Emerson said that every person has a great autobiography to write, if only he understands what is truly his own unique experience. But he didn’t say every person had two great autobiographies to write. Dickens, Dostoyevski, Balzac, Zola, and Sinclair Lewis assumed that the novelist had to go beyond his personal experience and head out into society as a reporter. Zola called it documentation, and his documenting expeditions to the slums, the coal mines, the races, the folies, department stores, wholesale food markets, newspaper offices, barnyards, railroad yards, and engine decks, notebook and pen in hand, became legendary…

Wolfe followed that rule for his first novel, The Bonfire of the Vanities, using the same tools of close observation that served his nonfiction so well. Later novels like A Man in Full suffered from his preconceived notions overtaking what he saw on the ground.

But still, Wolfe’s call to get out into the tumult of life is as necessary as ever. You can only learn so much from your desk.

Writer’s Desk: Stay Out of Fashion

Just weeks before his assassination, President John F. Kennedy gave a speech at Amherst College in which he talked eloquently about the role of the artist in society:

If art is to nourish the roots of our culture, society must set the artist free to follow his vision wherever it takes him. We must never forget that art is not a form of propaganda; it is a form of truth. And as Mr. MacLeish once remarked of poets, there is nothing worse for our trade than to be in style…

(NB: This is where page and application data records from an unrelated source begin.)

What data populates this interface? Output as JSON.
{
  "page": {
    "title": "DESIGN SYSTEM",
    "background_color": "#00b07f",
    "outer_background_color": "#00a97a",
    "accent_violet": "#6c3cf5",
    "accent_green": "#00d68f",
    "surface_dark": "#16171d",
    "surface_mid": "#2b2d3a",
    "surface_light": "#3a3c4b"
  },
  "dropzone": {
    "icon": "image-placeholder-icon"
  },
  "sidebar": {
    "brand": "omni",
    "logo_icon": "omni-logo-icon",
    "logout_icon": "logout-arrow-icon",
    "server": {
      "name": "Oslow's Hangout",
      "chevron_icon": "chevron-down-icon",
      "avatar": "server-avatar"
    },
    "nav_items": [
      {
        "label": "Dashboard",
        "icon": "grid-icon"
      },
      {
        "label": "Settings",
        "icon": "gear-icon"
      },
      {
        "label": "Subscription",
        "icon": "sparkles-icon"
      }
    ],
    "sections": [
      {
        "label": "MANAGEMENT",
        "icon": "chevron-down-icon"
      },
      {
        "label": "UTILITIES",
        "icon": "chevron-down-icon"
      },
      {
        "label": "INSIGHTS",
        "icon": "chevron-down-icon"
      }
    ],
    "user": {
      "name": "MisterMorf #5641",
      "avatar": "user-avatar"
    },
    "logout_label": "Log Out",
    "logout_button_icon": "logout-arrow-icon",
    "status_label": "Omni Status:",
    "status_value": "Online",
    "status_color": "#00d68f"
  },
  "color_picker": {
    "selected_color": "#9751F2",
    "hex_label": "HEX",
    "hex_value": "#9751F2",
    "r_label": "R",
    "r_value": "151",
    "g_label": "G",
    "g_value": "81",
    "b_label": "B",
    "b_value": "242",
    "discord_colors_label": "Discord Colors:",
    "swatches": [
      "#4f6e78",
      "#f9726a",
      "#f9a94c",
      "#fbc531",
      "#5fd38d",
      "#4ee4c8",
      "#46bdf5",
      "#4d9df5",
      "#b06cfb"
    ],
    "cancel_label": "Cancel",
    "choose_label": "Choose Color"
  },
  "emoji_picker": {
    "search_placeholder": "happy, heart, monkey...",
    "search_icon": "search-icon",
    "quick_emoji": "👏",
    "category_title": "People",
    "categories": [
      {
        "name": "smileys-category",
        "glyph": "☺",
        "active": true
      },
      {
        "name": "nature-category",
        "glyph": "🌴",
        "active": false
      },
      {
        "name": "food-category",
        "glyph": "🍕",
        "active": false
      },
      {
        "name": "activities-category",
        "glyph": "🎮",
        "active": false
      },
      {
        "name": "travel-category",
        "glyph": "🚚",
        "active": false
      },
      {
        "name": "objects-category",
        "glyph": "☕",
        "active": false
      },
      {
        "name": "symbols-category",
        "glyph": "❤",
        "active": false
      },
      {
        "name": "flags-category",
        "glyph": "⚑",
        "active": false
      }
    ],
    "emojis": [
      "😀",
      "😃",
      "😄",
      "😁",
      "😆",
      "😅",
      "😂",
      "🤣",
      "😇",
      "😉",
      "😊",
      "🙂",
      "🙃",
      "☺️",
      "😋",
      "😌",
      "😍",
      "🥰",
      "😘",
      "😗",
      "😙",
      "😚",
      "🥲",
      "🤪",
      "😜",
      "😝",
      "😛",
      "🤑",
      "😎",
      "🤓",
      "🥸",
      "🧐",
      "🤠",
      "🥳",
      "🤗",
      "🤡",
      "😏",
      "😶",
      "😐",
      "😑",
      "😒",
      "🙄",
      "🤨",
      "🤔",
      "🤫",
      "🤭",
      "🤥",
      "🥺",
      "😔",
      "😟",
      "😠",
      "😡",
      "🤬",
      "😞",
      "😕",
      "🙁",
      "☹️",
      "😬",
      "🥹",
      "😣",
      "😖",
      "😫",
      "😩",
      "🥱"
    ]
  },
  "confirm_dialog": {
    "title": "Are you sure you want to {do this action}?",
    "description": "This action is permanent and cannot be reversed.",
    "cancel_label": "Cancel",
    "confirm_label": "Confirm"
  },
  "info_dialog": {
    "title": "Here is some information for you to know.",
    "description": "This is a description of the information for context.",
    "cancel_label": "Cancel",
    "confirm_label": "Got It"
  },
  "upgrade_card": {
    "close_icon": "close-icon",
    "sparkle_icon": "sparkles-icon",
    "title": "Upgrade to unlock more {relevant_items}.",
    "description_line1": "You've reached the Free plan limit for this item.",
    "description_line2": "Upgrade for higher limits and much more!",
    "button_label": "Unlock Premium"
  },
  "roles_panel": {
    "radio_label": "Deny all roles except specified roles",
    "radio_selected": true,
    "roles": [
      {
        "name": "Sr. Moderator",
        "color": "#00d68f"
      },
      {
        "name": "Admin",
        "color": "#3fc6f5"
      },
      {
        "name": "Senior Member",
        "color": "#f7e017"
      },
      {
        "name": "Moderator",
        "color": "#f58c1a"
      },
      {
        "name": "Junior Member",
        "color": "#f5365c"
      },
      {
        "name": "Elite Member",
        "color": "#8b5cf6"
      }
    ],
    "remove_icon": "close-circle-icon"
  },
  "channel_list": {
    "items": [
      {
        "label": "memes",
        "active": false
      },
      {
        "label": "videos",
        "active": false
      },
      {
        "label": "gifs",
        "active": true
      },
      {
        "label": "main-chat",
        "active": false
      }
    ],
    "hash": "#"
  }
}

So be free and let your writing take you where it wants to go, whether you think it’ll sell or not. As Kennedy said elsewhere in the speech, that’s your duty as an artist. Society depends on you.

Writer’s Desk: Get It Right

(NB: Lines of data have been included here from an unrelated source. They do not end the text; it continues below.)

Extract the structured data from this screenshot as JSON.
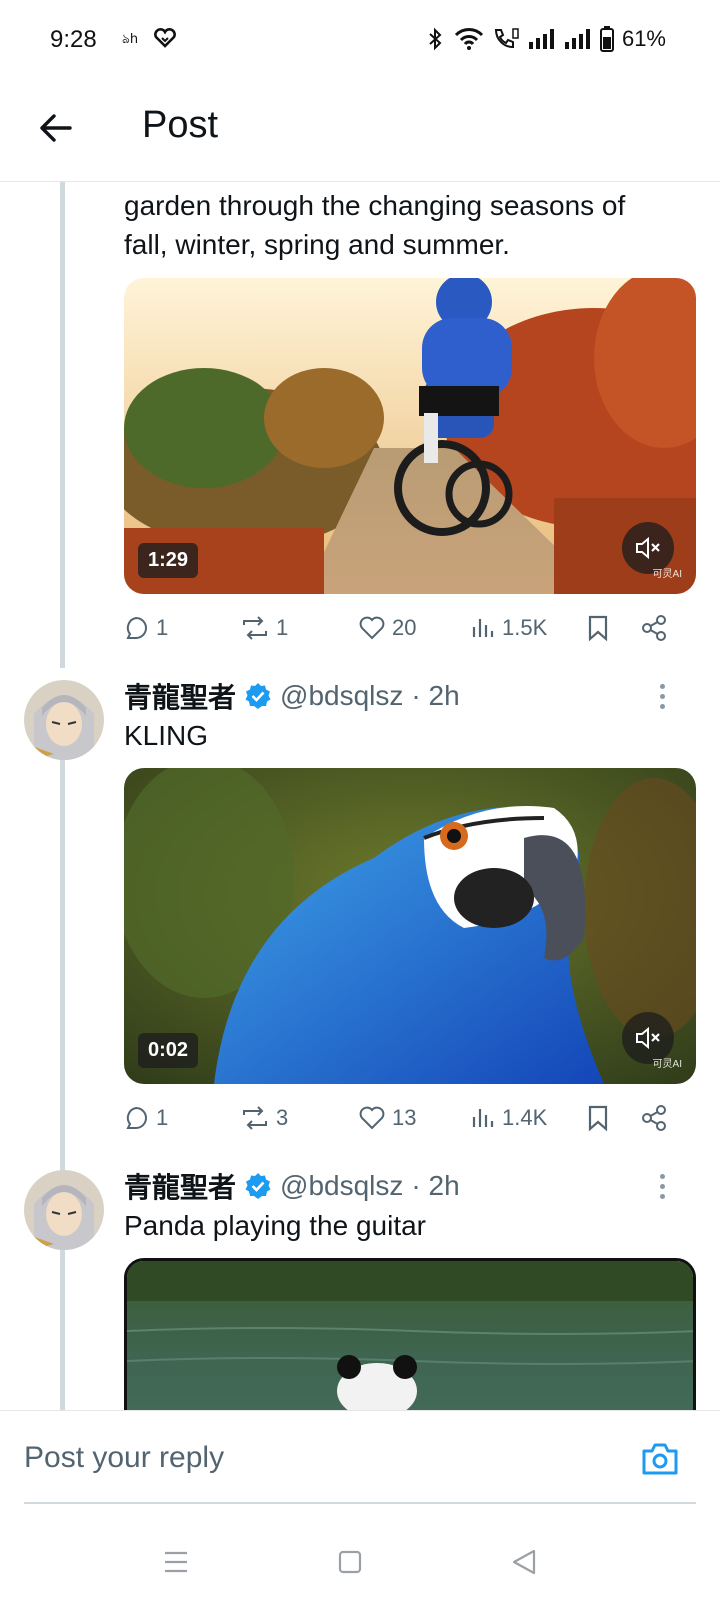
{
  "status_bar": {
    "time": "9:28",
    "battery": "61%",
    "left_icons": [
      "notification-icon",
      "heart-app-icon"
    ],
    "right_icons": [
      "bluetooth-icon",
      "wifi-icon",
      "call-icon",
      "signal-icon",
      "signal-icon",
      "battery-icon"
    ]
  },
  "header": {
    "title": "Post",
    "back_icon": "arrow-left-icon"
  },
  "posts": [
    {
      "text_lines": [
        "garden through the changing seasons of",
        "fall, winter, spring and summer."
      ],
      "media": {
        "duration": "1:29",
        "watermark": "可灵AI",
        "description_icon": "video-thumbnail"
      },
      "stats": {
        "replies": "1",
        "reposts": "1",
        "likes": "20",
        "views": "1.5K"
      }
    },
    {
      "author": {
        "name": "青龍聖者",
        "handle": "@bdsqlsz",
        "time": "· 2h"
      },
      "text": "KLING",
      "media": {
        "duration": "0:02",
        "watermark": "可灵AI"
      },
      "stats": {
        "replies": "1",
        "reposts": "3",
        "likes": "13",
        "views": "1.4K"
      }
    },
    {
      "author": {
        "name": "青龍聖者",
        "handle": "@bdsqlsz",
        "time": "· 2h"
      },
      "text": "Panda playing the guitar"
    }
  ],
  "reply_bar": {
    "placeholder": "Post your reply",
    "camera_icon": "camera-icon"
  },
  "colors": {
    "accent": "#1d9bf0",
    "text_primary": "#0f1419",
    "text_secondary": "#536471",
    "thread_line": "#cfd9de"
  }
}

They say writers should keep it basic. Don’t do too much. Stay in your lane. That’s good advice, until it’s not.

Jack Kerouac once wrote:

One day I will find the right words, and they will be simple.

This from one of America’s most industrious creators of run-on sentences. But still, Kerouac knew to keep looking, to seek simplicity in his work. Just because he never quite got there doesn’t mean the trip wasn’t worth it.

Writer’s Desk: Philip Glass Drove a Cab

If you’re like most writers, you know that it almost never pays the bills. (The other writers know this, too, they just haven’t admitted it yet.) That means you need to keep working while writing. How do you do both? As usual, it’s whatever works for you. But flexibility is key.

Take composer Philip Glass. He had a couple day jobs that kept the lights on until he was in his 40s. He did some contracting work like plumbing and also building kitchens and putting in heating in SoHo lofts.

An even better fit, though, seemed to be his time as a cabbie. This is what he told Lolade Fadulu:

I would pick up a car, usually around 5 o’clock in the afternoon, and I would drive till one or two in the morning, and I would get up early in the morning, actually to take my kids to school, because I had kids growing up in New York at the time. And sometimes I would stay up all through the night, write music, then take the kids to school. Then I would go to sleep around 8 or 9 o’clock and I would wake up around 4 o’clock and go back to the garage or wherever I was going. So I could combine a workday and a regular writing schedule at the same time.

It seems like there should be a good minimalist opera in him about driving the city at night. Or plumbing. Time will tell.